Some farmers reap hunting dollars to boost acreage output
Canton, IL, farmer Ted Artis figures that some of his neighbors aren't happy that he has opened his land to hunters.
Yet leasing his land has given him some moments that he will cherish for years. Three teenage boys got their first deer on his land, and he'll long remember their excitement and youthful smiles. Artis knows they will never forget his central Illinois farm for as long as they live.
Those boys and their fathers - along with about 40 other hunters from as far away as Georgia and New Hampshire - paid Artis a fee to hunt wild turkey and white-tailed deer on his farm along the Lamoines River. For deer they paid $50/day, and for wild turkey, $35/day.
"Some people around here remember hunting for free," says Artis. "They don't realize the economic benefits of what leased hunting means to our farm, and to the community as a whole."
For Artis and other midwestern farmers, leasing hunting and fishing rights is becoming a good source of supplemental income in a depressed commodity market. Artis and 312 other landowners work with Access Illinois Outdoors, a program serving a five-county area of central Illinois that acts as a matchmaker between farmland owners and people who are looking for land to use for recreational purposes.
Project manager Judy Smith explains, "Our program emphasizes the benefits of rural economic development. Our farmers make additional income from their acres in very tough economic times, while others without access to farmland now have an opportunity to hunt, fish, watch birds and even have family picnics if they like.
"Those in the adjacent communities benefit, too, with income from tourism. These outside users need places to stay and eat, and they buy groceries and gas. It really is economic development," she adds.
Increasing interest. There is enough interest in leasing farmland for recreational use that absentee landowners and agribusiness personnel in the Chicago area, through an organization called Chicago Farmers, are exploring the concept. Meanwhile, a discussion of leased hunting is part of the featured program for the Farmland Investment Fair 2000 that is scheduled for February 26 at the Pheasant Run Resort in St. Charles, IL.
"I'll tell you how much this has grown," says Jeff Martin, of Mt. Pulaski, IL, another farmer who leases land to hunters for a fee. "When we started this three or four years ago, there were only two or three hunting preserves in Illinois on the Internet. Now there are 20. I don't know when we will reach a saturation point. But this is something we felt we had to move on quickly, while there was still an opportunity."
Added income. Martin, his son, and his brother farm 3,500 acres of corn and soybeans. But they have always been involved in hunting and fishing and were named Illinois Wild-life Landowners of the Year in 1995.
They have long been involved in conservation-style farming practices, including the use of buffer strips and prairie grass strips. They are now considering enrolling some of their land into a riparian conservation reserve program specific to Illinois. They lease upland bird-hunting rights to hunters mainly from nearby Springfield. "We were just approached about setting up an exclusive leasing arrangement," Martin says.
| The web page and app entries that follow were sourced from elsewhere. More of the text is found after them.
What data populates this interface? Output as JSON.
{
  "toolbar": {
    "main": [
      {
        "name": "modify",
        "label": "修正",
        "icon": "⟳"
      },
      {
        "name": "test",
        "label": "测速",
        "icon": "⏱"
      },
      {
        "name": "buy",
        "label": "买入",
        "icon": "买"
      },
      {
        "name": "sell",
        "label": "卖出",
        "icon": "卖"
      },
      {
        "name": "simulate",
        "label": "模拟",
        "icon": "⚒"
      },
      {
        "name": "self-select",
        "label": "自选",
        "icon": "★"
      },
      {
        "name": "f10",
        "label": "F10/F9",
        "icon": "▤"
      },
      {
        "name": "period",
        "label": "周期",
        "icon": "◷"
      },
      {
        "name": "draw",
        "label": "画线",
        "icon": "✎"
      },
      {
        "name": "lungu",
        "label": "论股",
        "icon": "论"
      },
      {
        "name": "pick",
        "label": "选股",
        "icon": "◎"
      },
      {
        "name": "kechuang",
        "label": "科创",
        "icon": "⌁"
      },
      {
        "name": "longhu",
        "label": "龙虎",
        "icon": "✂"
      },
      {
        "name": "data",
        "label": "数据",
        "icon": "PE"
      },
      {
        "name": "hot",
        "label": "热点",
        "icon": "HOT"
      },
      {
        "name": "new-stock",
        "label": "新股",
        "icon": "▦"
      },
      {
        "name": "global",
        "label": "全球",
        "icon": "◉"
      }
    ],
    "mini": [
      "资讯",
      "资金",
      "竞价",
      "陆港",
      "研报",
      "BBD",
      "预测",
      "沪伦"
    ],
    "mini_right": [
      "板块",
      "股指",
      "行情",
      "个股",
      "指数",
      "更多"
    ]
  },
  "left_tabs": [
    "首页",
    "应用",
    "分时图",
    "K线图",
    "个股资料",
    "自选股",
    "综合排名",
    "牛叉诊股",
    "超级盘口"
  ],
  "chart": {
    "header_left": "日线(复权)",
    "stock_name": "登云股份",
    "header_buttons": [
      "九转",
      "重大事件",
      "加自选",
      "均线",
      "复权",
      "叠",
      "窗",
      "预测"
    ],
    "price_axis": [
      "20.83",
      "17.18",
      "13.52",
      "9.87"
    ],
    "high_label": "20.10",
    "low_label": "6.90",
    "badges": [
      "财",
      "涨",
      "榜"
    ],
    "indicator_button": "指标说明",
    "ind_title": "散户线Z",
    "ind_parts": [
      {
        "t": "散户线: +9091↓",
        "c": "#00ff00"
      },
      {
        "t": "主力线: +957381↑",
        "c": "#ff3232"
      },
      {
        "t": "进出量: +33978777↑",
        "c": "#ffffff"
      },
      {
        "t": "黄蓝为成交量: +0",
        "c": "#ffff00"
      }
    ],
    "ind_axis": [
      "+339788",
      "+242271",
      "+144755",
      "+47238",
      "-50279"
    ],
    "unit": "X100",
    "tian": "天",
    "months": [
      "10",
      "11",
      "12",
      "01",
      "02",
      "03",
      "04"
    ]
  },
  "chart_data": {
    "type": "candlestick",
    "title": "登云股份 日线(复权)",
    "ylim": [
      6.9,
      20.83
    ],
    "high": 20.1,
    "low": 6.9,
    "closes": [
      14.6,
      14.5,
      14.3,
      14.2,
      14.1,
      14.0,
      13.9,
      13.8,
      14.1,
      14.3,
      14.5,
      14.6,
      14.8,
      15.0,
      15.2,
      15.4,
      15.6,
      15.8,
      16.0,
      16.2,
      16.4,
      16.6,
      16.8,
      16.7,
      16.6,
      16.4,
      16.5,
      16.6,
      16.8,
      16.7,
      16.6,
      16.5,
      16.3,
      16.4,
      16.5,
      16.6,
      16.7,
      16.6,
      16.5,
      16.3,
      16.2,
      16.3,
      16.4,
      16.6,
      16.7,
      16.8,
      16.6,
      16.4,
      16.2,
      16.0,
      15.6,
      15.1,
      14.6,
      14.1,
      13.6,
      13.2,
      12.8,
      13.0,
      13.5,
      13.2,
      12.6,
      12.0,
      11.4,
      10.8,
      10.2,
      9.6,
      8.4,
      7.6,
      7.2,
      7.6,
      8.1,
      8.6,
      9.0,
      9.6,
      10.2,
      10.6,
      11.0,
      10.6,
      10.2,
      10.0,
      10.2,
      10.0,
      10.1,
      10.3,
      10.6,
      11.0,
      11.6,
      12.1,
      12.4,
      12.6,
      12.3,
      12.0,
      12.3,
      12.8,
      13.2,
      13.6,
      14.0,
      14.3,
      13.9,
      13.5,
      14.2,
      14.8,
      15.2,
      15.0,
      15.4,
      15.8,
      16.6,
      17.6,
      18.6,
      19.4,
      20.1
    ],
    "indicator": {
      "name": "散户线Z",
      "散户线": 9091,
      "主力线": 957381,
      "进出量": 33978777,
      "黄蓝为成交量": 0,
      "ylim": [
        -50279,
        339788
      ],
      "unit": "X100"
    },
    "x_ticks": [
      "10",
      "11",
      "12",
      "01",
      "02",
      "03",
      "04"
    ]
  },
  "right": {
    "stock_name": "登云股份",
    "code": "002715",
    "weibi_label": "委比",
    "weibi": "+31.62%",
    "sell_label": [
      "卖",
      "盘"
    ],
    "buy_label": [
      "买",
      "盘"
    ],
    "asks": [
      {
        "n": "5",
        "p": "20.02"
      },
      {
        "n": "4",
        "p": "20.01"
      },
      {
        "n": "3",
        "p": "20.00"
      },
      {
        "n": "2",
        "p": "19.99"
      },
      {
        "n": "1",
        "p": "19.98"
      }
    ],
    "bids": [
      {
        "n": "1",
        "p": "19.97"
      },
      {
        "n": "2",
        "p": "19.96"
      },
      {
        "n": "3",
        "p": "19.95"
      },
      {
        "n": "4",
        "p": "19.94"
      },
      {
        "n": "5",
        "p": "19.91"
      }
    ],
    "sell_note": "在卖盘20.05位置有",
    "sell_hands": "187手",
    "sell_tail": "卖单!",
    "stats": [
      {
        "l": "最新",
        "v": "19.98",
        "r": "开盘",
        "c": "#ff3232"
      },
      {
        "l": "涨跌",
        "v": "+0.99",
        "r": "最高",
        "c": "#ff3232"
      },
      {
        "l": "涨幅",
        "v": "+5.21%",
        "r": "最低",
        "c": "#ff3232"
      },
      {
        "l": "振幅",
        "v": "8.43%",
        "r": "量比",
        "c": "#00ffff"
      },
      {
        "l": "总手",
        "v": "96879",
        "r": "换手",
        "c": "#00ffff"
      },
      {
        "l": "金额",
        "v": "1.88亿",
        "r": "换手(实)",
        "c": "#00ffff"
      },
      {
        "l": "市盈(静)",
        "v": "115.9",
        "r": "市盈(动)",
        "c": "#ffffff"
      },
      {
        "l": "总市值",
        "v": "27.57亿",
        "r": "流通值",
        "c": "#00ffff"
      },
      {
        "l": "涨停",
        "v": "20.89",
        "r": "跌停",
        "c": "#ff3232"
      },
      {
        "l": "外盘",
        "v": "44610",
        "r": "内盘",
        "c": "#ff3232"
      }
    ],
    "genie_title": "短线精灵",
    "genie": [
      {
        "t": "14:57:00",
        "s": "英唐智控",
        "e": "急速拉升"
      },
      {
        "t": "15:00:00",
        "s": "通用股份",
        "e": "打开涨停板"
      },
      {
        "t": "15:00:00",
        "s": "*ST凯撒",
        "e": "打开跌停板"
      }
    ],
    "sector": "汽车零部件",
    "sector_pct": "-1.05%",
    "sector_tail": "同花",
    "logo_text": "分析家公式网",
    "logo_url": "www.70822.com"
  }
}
Up until now, the family has offered day fees. "It is a good supplemental income for us, and our goal is to reach 10 to 15% of our annual gross income from leasing the hunting rights," Martin explains. "I don't think we have the manpower to turn our farm into a hunting preserve, which means hunters can come in from September through April. What we have now fits well into our farm labor situation."
Access Illinois Outdoors charges outside clients a $25 membership fee but signs farmers up for free. The program has members from more than 35 states.
Smith notes that there are many similar programs around the nation. Some introduce fishermen to farmers with ponds. Some lease hunting rights for hunting ducks and geese.
Martin says that, besides the possible resentment of neighbors and the extra labor involved, the only detriment to leasing land for recreactional use is buying liability insurance. "And you've got to have it," he states. He recommends Outdoor Underwriters, Dept. FIN, Box 431, Wheeling, WV 26003, 800/738-1300.
Variable rates. Smith says that the market dictates what each farmer charges for recreational use of his or her land and that the fee is often set in the coffee shop.
"Our farmers have a whole range of arrangements. Per day. Per week. Or seasonal. It is between them and their clients. We are the go between."
Martin says he offered free hunts to members of Pheasants Forever to "assess our resource" and to determine fair market value.
Royce Bryant, with Capital Agricultural Property Services in Memphis, TN, a land management firm, agrees that there is no set structure. "It's the same as real estate. Location and oftentimes history determine what a farmer can get out of such an arrangement."
He adds that farmers can arrange gross earnings from 5 to 50% by leasing land for recreational activities. "Regardless of the agreement, the key for all involved is protection of liability. Both parties should seek coverage, and I don't think a minimum of $1 million is out of the question." Bryant suggests checking with local carriers first.
"Some farmers work through organizations like ours, and others work through outfitters," Smith says. "A word to the wise: There are some very good outfitters out there, and there are some that just aren't very good."
For more information, contact Access Illinois Outdoors, 110 E. Fayette, Pittsfield, IL 62362, 217/285-2464.